The Star Tribune’s Christopher Snowbeck writes, “A federal judge has ordered UnitedHealth Group to reprocess tens of thousands of claims from behavioral health patients to remedy its past usage of overly restrictive coverage guidelines — a ‘fundamentally flawed’ approach, the judge ruled last year, that was ‘tainted’ by the health insurer’s financial interests. … The division used the guidelines ‘to protect its bottom line’, Spero wrote in his order this week. United Behavioral Health (UBH) ‘lied to state regulators’ to conceal misconduct, the judge wrote, and executives responsible for the guidelines ‘deliberately attempted to mislead the court at trial in this matter.’”

In the Pioneer Press, Josh Verges writes: “A Minnetonka attorney who worked with chiropractors to rip off auto insurance companies was sentenced Wednesday to 16 months in prison. William Kyle Sutor, 38, pleaded guilty in February to conspiracy to commit health care fraud. Federal prosecutors said Sutor hired ‘runners’ to recruit clients who were supposedly injured in car crashes. The same runners would work with chiropractors who would fraudulently bill auto insurance companies for those clients’ care, taking advantage of the state’s no-fault insurance law, which requires insurers to pay their clients’ medical bills, whether the crash was their fault or not. Numerous chiropractors have been prosecuted in the scheme, some going to prison for several years, but Sutor is the only lawyer charged so far.”

Also or MPR, Jon Collins writes: “An attorney for former police officer Mohamed Noor argued before the Minnesota Court of Appeals Wednesday that Noor’s convictions should be reversed or that he should be given a new trial.
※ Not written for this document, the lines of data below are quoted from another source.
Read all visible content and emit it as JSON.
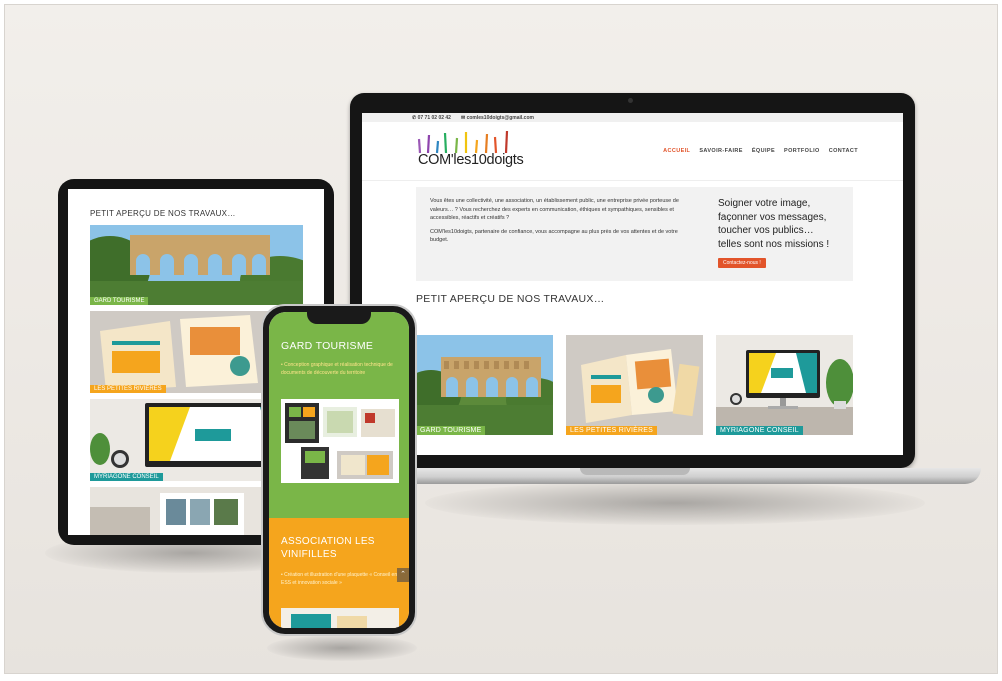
{
  "site": {
    "contact_phone": "07 71 02 02 42",
    "contact_email": "comles10doigts@gmail.com",
    "logo_text": "COM'les10doigts",
    "nav": [
      "ACCUEIL",
      "SAVOIR-FAIRE",
      "ÉQUIPE",
      "PORTFOLIO",
      "CONTACT"
    ],
    "intro_paragraph_1": "Vous êtes une collectivité, une association, un établissement public, une entreprise privée porteuse de valeurs… ? Vous recherchez des experts en communication, éthiques et sympathiques, sensibles et accessibles, réactifs et créatifs ?",
    "intro_paragraph_2": "COM'les10doigts, partenaire de confiance, vous accompagne au plus près de vos attentes et de votre budget.",
    "tagline": "Soigner votre image,\nfaçonner vos messages,\ntoucher vos publics…\ntelles sont nos missions !",
    "cta": "Contactez-nous !",
    "works_title": "PETIT APERÇU DE NOS TRAVAUX…",
    "works": [
      {
        "label": "GARD TOURISME",
        "color": "#7ab648"
      },
      {
        "label": "LES PETITES RIVIÈRES",
        "color": "#f5a51d"
      },
      {
        "label": "MYRIAGONE CONSEIL",
        "color": "#1e9a9a"
      }
    ]
  },
  "tablet": {
    "title": "PETIT APERÇU DE NOS TRAVAUX…",
    "labels": [
      "GARD TOURISME",
      "LES PETITES RIVIÈRES",
      "MYRIAGONE CONSEIL"
    ]
  },
  "phone": {
    "section1_title": "GARD TOURISME",
    "section1_desc": "• Conception graphique et réalisation technique de documents de découverte du territoire",
    "section2_title": "ASSOCIATION LES VINIFILLES",
    "section2_desc": "• Création et illustration d'une plaquette « Conseil en ESS et innovation sociale »",
    "scroll_icon": "chevron-up-icon"
  },
  "colors": {
    "accent": "#e2542a",
    "green": "#7ab648",
    "orange": "#f5a51d",
    "teal": "#1e9a9a"
  }
}
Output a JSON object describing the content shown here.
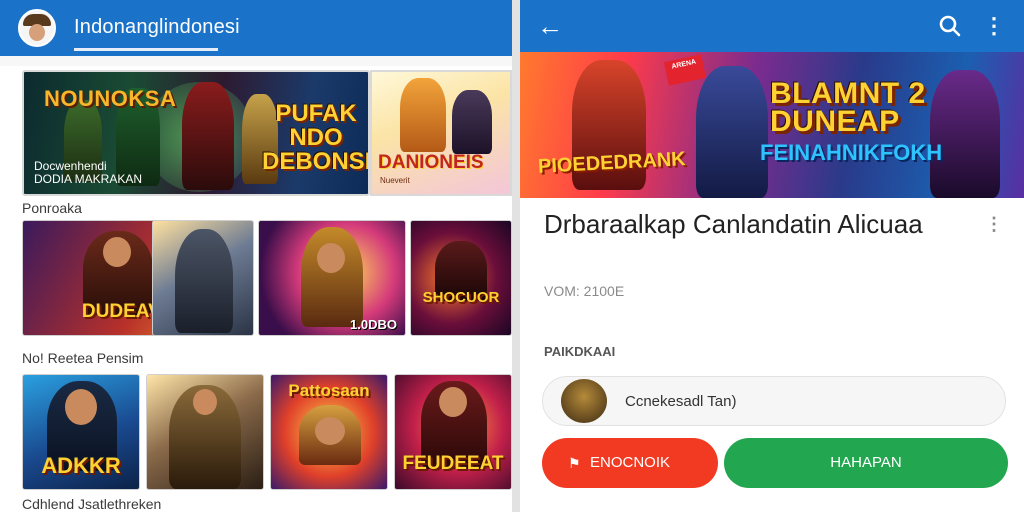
{
  "left": {
    "app_title": "Indonanglindonesi",
    "hero_banner": {
      "headline": "NOUNOKSA",
      "logo_text": "PUFAK NDO DEBONSBR",
      "subtitle_line1": "Docwenhendi",
      "subtitle_line2": "DODIA MAKRAKAN"
    },
    "side_banner": {
      "title": "DANIONEIS",
      "subtitle": "Nueverit"
    },
    "section1_label": "Ponroaka",
    "row1_thumbs": [
      {
        "label": "DUDEAVAIR"
      },
      {
        "label": ""
      },
      {
        "label": "1.0DBO"
      },
      {
        "label": "SHOCUOR"
      }
    ],
    "section2_label": "No! Reetea Pensim",
    "row2_thumbs": [
      {
        "label": "ADKKR"
      },
      {
        "label": ""
      },
      {
        "label": "Pattosaan"
      },
      {
        "label": "FEUDEEAT"
      }
    ],
    "section3_label": "Cdhlend Jsatlethreken"
  },
  "right": {
    "banner": {
      "title": "BLAMNT 2 DUNEAP",
      "subtitle": "FEINAHNIKFOKH",
      "left_logo": "PIOEDEDRANK",
      "badge": "ARENA"
    },
    "title": "Drbaraalkap Canlandatin Alicuaa",
    "version": "VOM: 2100E",
    "section_label": "PAIKDKAAI",
    "comment_placeholder": "Ccnekesadl Tan)",
    "red_button_label": "ENOCNOIK",
    "green_button_label": "HAHAPAN"
  },
  "colors": {
    "app_bar": "#1a73c9",
    "red_button": "#f23a22",
    "green_button": "#22a64f"
  },
  "icons": {
    "back": "arrow-left-icon",
    "search": "search-icon",
    "more": "more-vertical-icon"
  }
}
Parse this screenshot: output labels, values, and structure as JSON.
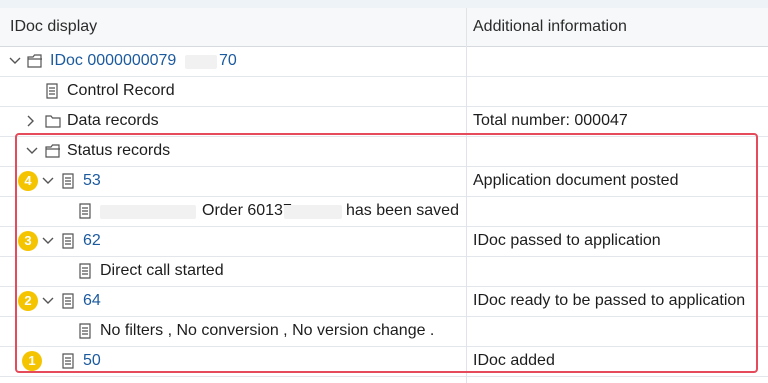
{
  "header": {
    "col1": "IDoc display",
    "col2": "Additional information"
  },
  "tree": {
    "idoc": {
      "number": "IDoc 0000000079",
      "suffix": "70"
    },
    "control_record": "Control Record",
    "data_records": {
      "label": "Data records",
      "info": "Total number: 000047"
    },
    "status_records": "Status records",
    "statuses": [
      {
        "badge": "4",
        "code": "53",
        "info": "Application document posted",
        "detail_a": "Order 60137",
        "detail_b": "has been saved"
      },
      {
        "badge": "3",
        "code": "62",
        "info": "IDoc passed to application",
        "detail": "Direct call started"
      },
      {
        "badge": "2",
        "code": "64",
        "info": "IDoc ready to be passed to application",
        "detail": "No filters , No conversion , No version change ."
      },
      {
        "badge": "1",
        "code": "50",
        "info": "IDoc added"
      }
    ]
  },
  "colors": {
    "link": "#1c5a9e",
    "highlight_border": "#e54b5b",
    "badge": "#f5c400"
  },
  "icons": [
    "chevron-down-icon",
    "chevron-right-icon",
    "folder-open-icon",
    "folder-icon",
    "document-icon"
  ]
}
Noor is serving prison time after he was convicted last year of third-degree murder and second-degree manslaughter for the shooting death of 911 caller Justine Ruszczyk in Minneapolis in July 2017. Defense attorney Thomas Plunkett told the three-judge appeals panel that the charges against Noor were not appropriate.”